This morning, my husband, John, and I took a lap around the paved loop that tops a city park not far from where we live. From its high vantage point, there’s a long view of the surrounding landscape: stands of trees on every side; the winding of the Charles River; reeds home to red-winged blackbirds; train tracks and the occasional humming of a commuter rail train; and a water tower off in the distance. We often walk here or at a local arboretum. Since the start of the pandemic, our excursions have taken on even greater value; a daily walk reminds me that I am connected to a larger world beyond myself. Contemplating the beauty of falling leaves, wistfully observing a starling swooping in the wind, observing the marks a beaver has left behind on a tree stump, or taking in the scents of Concord grapes inexplicably dangling off an oak tree’s extended branches have been small but significant gifts when the world feels too much. Contemplation of nature is a core part of how I can know that there is something much bigger than my immediate concerns. I can be impatient in wanting difficulties to end or for a much-awaited hope to be brought to fruition, and looking out from the top of the hill gives me the longer view, not only in space but also in time. Nature reminds me that God’s timeline is vast.
The seasonal changes intrigue me and connect closely to my prayer life when I pray in silence, mostly indoors these days. It feels as though just yesterday the fields were lush with flowers of all different colors and textures, and now we are already into late fall, and some of the trees have lost their leaves. We have had a cold snap and even substantial snowfall. My prayer life has its seasons too—times when the consolation and the sense of God’s presence seem like flower after flower after flower, blossoming. There are moments when God surprises me with the “aroma” of something I did not expect—maybe a memory that returns to me from long ago and wraps itself around me like a warm blanket. The other day I remembered my grandfather taking me out to look at the bees that he raised on his farm, and while I only traveled back in time for a brief moment, it was as though he—and God too—were at my side in the memory and its traces.
But then come the periods of dryness and desert, too, and the cold season when the ground of prayer grows so hard and brittle that I can hardly remember the flowery moments existed at all. Sometimes I have joked with my husband that New England is such a beautiful place to live until March, when what feels like five solid months of winter makes me wonder why I ever liked it, and I have to confess sometimes prayer can feel like that too.
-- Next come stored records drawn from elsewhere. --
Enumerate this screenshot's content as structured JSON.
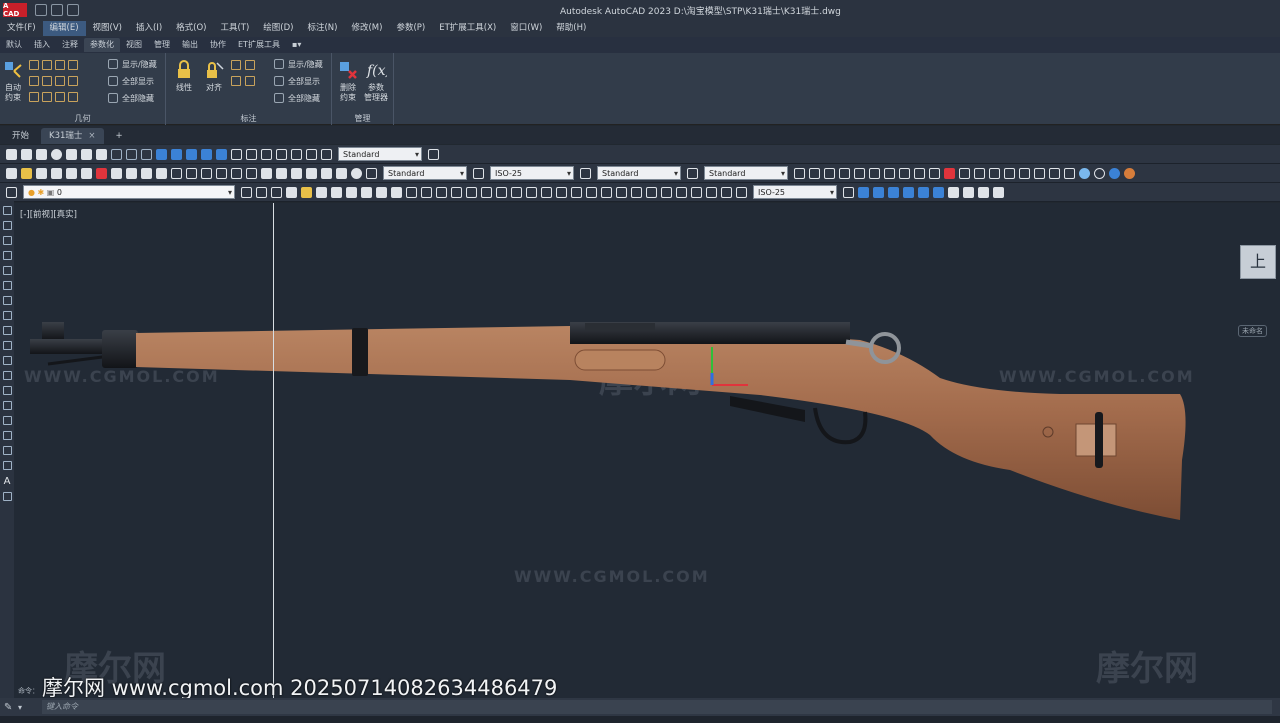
{
  "app": {
    "logo_text": "A CAD",
    "title": "Autodesk AutoCAD 2023    D:\\淘宝模型\\STP\\K31瑞士\\K31瑞士.dwg"
  },
  "menubar": {
    "items": [
      "文件(F)",
      "编辑(E)",
      "视图(V)",
      "插入(I)",
      "格式(O)",
      "工具(T)",
      "绘图(D)",
      "标注(N)",
      "修改(M)",
      "参数(P)",
      "ET扩展工具(X)",
      "窗口(W)",
      "帮助(H)"
    ],
    "active_index": 1
  },
  "ribbon_tabs": {
    "items": [
      "默认",
      "插入",
      "注释",
      "参数化",
      "视图",
      "管理",
      "输出",
      "协作",
      "ET扩展工具"
    ],
    "active_index": 3
  },
  "ribbon": {
    "geometry_panel": {
      "title": "几何",
      "auto_constrain": "自动\n约束",
      "show_hide": "显示/隐藏",
      "show_all": "全部显示",
      "hide_all": "全部隐藏"
    },
    "dimension_panel": {
      "title": "标注",
      "linear": "线性",
      "aligned": "对齐",
      "show_hide": "显示/隐藏",
      "show_all": "全部显示",
      "hide_all": "全部隐藏"
    },
    "manage_panel": {
      "title": "管理",
      "delete_constraint": "删除\n约束",
      "params_manager": "参数\n管理器"
    }
  },
  "file_tabs": {
    "start": "开始",
    "current": "K31瑞士",
    "close": "×",
    "add": "+"
  },
  "toolbars": {
    "visual_style": "Standard",
    "text_style": "Standard",
    "dim_style": "ISO-25",
    "table_style": "Standard",
    "multileader_style": "Standard",
    "layer": "0",
    "dim_style_right": "ISO-25"
  },
  "viewport": {
    "label": "[-][前视][真实]",
    "viewcube_face": "上",
    "wcs_label": "未命名"
  },
  "watermarks": {
    "url_text": "WWW.CGMOL.COM",
    "brand_cn": "摩尔网",
    "footer": "摩尔网 www.cgmol.com 20250714082634486479"
  },
  "command": {
    "history_label": "命令：",
    "placeholder": "键入命令"
  },
  "colors": {
    "stock": "#a0694a",
    "metal": "#1c1f24",
    "axis_x": "#e0343c",
    "axis_y": "#2fbf3a",
    "axis_z": "#2f6fe0"
  }
}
Some days I look out at the world and want to shake my fist at it, or maybe even at God. Maybe God has a wry smile, though, in seeing the longer view.
I sometimes suspect that this is God’s biggest secret: to take the trash in our lives and make it into something beautiful.
The park near our house is constructed atop an old landfill. In a brilliant move almost two decades ago, our city’s former mayor decided that a big hill of trash could be covered, treated, and then topped with grass, paths, and plenty of native plants. I sometimes suspect that this is God’s biggest secret: to take the trash in our lives and make it into something beautiful. The very first people who worked at the old landfill could not possibly have imagined that the junk they piled into a bigger and bigger heap would someday be a home to dozens of varieties of birds, hundreds of native plants, grapes, a blue heron, and, I am told, a reclusive bobcat. This gives me hope when I look at struggles in our world. I like to imagine God saying, “Don’t leave it all to me, because you’re no longer children. But build something, and I can make it work.”
St. Ignatius, I realize, did exactly that throughout his life. When faced with a mess, he looked at the real options available to him, did something, and discerned what to do with it all next. He wanted to be a great soldier, but he was injured by a cannonball, so he spent his time recuperating reading books—the only books available in the house—and those books inspired him to want to be a saint. He traveled to Jerusalem, a destination meant to be the pinnacle of his pilgrimage, but he was sent back home for safety reasons. Faced with the disappointment of everything for which he had been working, Ignatius threw his efforts into study instead. I would not be surprised if Ignatius sometimes shook his fist during those first studies of Latin, which he had to learn at the age of 33 side by side much younger schoolboys! Yet today we have many Jesuit universities because of Ignatius’s commitment to learning as preparation for ministry. What if Ignatius had thought that a badly injured leg was simply the end of all his hopes and dreams? What if his being put back on the ship from Jerusalem to Barcelona meant nothing but failure? So much is different because of his hope and persistence.
I try to remember I can look at the mountain of trash before us and think: Maybe someday this will be an amazing park. Imagine what God can do with a little labor and a lot of perseverance. All the little actions slowly add up to something bigger. And maybe someday, God will say, “Come here. You are going to love the view from the top.”